---- SUPPLIED INFORMATION

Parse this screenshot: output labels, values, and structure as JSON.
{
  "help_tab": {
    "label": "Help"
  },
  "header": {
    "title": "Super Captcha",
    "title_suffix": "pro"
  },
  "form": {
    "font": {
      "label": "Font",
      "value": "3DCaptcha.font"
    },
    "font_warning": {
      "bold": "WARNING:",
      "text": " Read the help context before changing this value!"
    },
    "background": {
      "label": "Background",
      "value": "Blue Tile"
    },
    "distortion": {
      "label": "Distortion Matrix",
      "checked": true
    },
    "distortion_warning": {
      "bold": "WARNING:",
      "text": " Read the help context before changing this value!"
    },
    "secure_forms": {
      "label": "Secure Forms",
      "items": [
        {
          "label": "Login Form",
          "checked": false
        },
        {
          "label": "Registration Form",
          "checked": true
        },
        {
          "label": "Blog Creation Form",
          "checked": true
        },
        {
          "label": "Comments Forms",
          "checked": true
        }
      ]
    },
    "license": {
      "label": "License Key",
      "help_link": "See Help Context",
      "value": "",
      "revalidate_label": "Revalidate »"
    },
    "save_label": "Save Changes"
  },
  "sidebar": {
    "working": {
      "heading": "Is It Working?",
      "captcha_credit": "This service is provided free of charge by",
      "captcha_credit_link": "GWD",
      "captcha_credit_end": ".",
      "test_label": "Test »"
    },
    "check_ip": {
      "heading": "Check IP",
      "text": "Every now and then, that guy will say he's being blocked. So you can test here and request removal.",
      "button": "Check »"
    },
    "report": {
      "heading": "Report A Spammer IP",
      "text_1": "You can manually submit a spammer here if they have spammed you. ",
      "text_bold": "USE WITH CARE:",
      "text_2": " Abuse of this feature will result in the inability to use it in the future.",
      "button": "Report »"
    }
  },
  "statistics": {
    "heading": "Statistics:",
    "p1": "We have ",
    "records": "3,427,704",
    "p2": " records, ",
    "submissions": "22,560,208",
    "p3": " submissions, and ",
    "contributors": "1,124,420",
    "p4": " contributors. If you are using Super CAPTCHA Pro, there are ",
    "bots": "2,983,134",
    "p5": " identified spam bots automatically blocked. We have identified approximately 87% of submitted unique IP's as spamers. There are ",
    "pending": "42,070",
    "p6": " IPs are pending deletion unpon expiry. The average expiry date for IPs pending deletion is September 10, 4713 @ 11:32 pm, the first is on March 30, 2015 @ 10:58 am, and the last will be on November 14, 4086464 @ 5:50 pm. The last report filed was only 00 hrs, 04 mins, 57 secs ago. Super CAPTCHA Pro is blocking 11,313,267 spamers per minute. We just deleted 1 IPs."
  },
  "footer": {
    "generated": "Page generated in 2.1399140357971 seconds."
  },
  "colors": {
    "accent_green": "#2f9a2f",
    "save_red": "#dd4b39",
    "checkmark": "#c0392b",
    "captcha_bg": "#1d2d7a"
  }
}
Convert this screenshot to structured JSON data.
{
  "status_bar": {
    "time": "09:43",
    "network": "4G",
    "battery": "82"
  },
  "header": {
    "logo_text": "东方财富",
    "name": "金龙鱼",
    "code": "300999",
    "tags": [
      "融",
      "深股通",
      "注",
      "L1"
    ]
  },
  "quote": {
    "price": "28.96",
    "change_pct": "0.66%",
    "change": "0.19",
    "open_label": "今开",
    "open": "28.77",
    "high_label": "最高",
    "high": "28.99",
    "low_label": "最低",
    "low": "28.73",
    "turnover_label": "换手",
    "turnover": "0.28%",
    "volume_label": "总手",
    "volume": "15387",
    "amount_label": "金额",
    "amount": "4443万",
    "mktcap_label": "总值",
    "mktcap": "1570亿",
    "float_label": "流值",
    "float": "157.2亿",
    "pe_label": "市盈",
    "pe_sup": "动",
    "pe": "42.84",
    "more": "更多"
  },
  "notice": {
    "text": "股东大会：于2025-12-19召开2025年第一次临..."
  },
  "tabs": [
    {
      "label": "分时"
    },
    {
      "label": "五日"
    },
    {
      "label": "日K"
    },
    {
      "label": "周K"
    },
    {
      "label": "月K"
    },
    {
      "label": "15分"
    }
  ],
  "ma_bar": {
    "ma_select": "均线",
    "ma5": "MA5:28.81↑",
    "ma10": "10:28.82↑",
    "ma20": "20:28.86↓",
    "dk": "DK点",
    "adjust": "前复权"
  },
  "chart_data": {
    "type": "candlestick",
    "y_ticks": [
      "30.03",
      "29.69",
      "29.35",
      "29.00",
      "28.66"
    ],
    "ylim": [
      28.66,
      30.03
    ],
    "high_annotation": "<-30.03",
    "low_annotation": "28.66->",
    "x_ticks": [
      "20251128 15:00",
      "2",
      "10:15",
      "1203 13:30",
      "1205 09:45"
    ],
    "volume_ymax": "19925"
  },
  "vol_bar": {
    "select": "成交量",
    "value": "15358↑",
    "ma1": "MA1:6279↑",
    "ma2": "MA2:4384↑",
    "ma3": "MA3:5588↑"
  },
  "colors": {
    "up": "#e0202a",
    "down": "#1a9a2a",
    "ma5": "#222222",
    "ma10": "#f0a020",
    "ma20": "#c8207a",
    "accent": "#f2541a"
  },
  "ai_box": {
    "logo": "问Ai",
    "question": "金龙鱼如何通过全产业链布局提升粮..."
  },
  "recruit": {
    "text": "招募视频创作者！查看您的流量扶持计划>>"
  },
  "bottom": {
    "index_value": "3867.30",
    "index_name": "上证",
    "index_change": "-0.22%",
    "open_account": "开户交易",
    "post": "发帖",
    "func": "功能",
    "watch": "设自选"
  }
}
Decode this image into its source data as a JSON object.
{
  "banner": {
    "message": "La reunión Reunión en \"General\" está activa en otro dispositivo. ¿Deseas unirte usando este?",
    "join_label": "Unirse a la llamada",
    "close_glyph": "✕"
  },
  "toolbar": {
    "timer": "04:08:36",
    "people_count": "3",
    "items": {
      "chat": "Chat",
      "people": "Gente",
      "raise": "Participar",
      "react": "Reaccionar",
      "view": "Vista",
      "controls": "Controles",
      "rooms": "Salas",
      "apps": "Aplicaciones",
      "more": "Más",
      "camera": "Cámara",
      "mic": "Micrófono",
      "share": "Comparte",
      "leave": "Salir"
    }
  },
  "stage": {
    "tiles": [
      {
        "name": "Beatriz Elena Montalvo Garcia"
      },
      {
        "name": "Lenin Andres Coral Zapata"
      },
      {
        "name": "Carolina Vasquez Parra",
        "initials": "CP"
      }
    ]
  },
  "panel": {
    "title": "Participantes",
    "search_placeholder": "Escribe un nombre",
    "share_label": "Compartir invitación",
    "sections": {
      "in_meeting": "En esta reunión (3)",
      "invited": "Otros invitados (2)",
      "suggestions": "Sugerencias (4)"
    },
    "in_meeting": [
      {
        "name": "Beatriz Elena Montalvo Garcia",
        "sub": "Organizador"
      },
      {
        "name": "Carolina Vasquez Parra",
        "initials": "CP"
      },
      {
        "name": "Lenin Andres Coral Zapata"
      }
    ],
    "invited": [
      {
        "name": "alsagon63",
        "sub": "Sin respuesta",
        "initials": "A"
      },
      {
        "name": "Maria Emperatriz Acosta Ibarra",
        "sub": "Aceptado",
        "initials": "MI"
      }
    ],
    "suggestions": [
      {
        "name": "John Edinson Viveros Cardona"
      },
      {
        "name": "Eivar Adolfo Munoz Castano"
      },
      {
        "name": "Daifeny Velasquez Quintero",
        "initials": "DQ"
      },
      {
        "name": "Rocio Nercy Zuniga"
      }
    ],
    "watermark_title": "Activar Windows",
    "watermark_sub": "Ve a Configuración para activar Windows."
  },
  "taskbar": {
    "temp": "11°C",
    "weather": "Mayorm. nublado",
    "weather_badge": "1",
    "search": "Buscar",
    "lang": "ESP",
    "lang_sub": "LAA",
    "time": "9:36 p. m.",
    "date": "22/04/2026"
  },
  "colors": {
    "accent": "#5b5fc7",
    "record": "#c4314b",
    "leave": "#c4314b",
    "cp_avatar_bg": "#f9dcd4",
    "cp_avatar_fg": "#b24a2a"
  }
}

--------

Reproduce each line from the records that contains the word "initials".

# FINAL ANSWER:
        "initials": "CP"
        "initials": "CP"
        "initials": "A"
        "initials": "MI"
        "initials": "DQ"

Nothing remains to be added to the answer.